TASK
Across the following data, how many lines include the string "campus"? Reply with the number and nothing more.

SOURCE MATERIAL
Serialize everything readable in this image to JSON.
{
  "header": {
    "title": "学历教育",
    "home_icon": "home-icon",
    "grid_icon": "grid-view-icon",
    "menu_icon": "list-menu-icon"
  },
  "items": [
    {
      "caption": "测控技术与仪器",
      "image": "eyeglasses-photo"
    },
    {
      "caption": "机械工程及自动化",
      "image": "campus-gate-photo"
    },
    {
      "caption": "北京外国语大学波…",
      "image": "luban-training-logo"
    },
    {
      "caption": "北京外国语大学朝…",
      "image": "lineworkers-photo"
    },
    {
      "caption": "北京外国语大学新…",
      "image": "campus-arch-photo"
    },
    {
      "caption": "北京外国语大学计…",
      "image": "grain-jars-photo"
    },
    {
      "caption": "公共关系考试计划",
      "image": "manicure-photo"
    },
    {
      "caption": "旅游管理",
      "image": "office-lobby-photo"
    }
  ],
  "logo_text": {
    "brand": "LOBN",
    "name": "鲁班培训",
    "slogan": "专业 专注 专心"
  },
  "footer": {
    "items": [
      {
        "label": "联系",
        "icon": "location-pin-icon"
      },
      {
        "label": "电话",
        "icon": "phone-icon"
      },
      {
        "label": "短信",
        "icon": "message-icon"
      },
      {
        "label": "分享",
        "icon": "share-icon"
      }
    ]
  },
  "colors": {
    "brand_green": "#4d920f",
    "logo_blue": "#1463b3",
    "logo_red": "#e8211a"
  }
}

YOUR RESPONSE
2